> [Requirement] Check every line below for the string "monkey", and copy the lines that contain it.

** Supplied records follows **

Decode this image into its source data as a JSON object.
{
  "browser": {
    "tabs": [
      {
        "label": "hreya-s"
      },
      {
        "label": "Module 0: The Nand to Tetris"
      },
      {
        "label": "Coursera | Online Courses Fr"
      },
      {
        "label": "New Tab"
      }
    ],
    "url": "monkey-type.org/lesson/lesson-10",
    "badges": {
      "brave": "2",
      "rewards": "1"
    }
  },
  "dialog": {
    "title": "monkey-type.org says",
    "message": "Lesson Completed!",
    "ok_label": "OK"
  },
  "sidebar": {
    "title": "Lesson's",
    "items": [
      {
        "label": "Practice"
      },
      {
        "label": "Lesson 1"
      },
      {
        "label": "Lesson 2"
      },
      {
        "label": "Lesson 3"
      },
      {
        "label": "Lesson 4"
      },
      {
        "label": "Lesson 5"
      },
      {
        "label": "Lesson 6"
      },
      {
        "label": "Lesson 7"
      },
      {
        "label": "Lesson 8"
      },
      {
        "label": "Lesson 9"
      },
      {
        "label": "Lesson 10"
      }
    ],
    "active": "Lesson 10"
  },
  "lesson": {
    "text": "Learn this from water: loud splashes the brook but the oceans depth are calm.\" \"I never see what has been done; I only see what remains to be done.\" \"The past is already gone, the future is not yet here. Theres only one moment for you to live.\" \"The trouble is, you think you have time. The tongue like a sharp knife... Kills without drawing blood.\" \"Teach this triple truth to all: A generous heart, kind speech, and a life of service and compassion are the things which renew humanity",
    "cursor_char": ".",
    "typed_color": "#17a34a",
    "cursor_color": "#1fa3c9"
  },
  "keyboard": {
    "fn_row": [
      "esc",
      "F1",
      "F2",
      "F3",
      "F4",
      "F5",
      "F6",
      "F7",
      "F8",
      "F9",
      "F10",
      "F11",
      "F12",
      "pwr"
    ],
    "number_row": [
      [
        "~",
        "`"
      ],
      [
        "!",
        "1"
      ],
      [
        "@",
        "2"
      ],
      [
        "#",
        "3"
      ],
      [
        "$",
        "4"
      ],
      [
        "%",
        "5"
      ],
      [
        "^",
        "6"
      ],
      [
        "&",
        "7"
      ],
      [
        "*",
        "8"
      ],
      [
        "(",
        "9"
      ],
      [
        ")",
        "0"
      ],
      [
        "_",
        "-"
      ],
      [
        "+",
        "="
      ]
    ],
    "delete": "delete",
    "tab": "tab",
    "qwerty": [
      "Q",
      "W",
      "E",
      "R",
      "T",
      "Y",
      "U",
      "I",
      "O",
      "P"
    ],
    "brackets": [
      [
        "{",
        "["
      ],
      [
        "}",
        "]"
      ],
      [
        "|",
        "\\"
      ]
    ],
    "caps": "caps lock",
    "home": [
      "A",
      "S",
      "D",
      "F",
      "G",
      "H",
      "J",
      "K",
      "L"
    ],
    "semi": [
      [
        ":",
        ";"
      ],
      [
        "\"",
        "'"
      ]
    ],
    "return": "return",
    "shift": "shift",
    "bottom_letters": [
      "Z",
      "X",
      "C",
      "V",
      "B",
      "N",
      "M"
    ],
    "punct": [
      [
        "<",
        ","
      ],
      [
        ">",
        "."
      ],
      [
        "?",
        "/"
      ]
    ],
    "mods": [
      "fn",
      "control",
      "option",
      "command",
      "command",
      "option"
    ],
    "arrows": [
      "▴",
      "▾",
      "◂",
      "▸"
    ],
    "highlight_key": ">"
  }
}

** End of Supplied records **

> [Expected output]
    "url": "monkey-type.org/lesson/lesson-10",
    "title": "monkey-type.org says",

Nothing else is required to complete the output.